Self-confidence is essentially an attitude which allows us to have a positive and realistic perception of ourselves and our abilities. It is characterised by personal attributes such as assertiveness, optimism, enthusiasm, affection, pride, independence, trust, the ability to handle criticism and emotional maturity.
Confidence is learned, it is not inherited. If you lack confidence, it probably means that, as a child, you were criticised, undermined, or suffered an inexplicable tragic loss, for which you either blamed yourself or were blamed by others. A lack of confidence isn’t necessarily permanent but it can be if it isn’t addressed. Our religion, the influence of the culture which formed our perspectives, our gender, social class and our parents, in particular, are all factors which influence and contribute to our level of confidence and esteem.
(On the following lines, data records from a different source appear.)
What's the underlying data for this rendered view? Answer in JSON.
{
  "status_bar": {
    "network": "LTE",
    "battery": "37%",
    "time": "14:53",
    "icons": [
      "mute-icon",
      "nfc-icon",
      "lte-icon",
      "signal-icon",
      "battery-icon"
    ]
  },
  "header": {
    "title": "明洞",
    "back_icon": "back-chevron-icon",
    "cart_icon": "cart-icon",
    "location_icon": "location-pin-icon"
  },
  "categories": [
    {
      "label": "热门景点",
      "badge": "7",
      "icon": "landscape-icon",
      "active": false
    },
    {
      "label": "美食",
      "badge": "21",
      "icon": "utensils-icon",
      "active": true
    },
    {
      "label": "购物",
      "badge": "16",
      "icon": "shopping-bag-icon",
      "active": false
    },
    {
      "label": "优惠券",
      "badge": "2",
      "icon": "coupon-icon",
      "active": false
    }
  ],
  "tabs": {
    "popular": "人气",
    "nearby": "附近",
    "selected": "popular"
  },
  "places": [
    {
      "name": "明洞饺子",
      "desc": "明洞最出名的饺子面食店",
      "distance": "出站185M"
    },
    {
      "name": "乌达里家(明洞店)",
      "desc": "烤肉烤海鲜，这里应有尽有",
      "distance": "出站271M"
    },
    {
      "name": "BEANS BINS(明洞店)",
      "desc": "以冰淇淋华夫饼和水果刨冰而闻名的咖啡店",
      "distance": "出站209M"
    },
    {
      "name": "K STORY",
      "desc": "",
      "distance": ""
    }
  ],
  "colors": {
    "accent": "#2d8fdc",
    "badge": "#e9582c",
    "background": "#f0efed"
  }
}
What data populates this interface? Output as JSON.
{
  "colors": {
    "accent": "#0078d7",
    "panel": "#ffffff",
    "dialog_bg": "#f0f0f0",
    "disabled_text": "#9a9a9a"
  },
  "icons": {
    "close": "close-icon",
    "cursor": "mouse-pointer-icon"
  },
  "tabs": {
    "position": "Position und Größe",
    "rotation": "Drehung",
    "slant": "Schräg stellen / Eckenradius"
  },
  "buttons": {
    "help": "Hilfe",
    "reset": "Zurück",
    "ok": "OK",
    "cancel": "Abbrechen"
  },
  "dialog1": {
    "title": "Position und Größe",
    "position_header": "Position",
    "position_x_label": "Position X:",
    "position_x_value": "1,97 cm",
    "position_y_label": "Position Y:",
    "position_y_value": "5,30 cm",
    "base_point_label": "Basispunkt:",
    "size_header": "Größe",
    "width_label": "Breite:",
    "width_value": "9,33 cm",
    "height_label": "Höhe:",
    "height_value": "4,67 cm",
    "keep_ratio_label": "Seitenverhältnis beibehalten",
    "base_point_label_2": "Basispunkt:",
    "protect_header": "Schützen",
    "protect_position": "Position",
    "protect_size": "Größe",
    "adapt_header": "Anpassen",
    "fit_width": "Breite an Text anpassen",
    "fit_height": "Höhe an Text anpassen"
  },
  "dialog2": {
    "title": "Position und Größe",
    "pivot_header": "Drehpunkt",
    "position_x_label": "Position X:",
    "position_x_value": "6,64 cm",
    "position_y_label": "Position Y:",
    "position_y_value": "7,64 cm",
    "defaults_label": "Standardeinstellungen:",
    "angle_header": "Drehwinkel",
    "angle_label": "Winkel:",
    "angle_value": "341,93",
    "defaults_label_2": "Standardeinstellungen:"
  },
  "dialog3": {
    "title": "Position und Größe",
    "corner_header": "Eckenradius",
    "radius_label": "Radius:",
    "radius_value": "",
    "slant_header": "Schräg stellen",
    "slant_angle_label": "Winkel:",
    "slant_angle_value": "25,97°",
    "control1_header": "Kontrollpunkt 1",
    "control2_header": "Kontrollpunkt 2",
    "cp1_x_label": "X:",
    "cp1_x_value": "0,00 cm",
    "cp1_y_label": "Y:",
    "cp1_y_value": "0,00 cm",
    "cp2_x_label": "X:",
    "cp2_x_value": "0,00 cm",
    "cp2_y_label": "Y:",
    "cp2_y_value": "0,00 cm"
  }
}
Confident people have deep faith in their future and can accurately assess their capabilities. They also have a general sense of control in their lives and believe that, within reason, they will be able to do what they desire, plan and expect, no matter what the foreseeable obstacle. But this faith is guided by more realistic expectations so that, even when some of their goals are not met, those with confidence continue to be positive, to believe in themselves and to accept their current limitations with renewed energy. However, having high self-confidence does not mean they will be able to do everything they want. That view is unrealistic, one for the perfectionists. A desire to be good at everything we do in order to impress others stems from a competitive instinct and lack of personal reinforcement. Any truly successful life has both rewards and the ability to learn from any setbacks, which increase our resilience, self- belief and determination. Real confidence requires that we face the possibility of failure constantly and deal with it. However, if we consistently lose out on both achievement and validation, even our identity is called into question.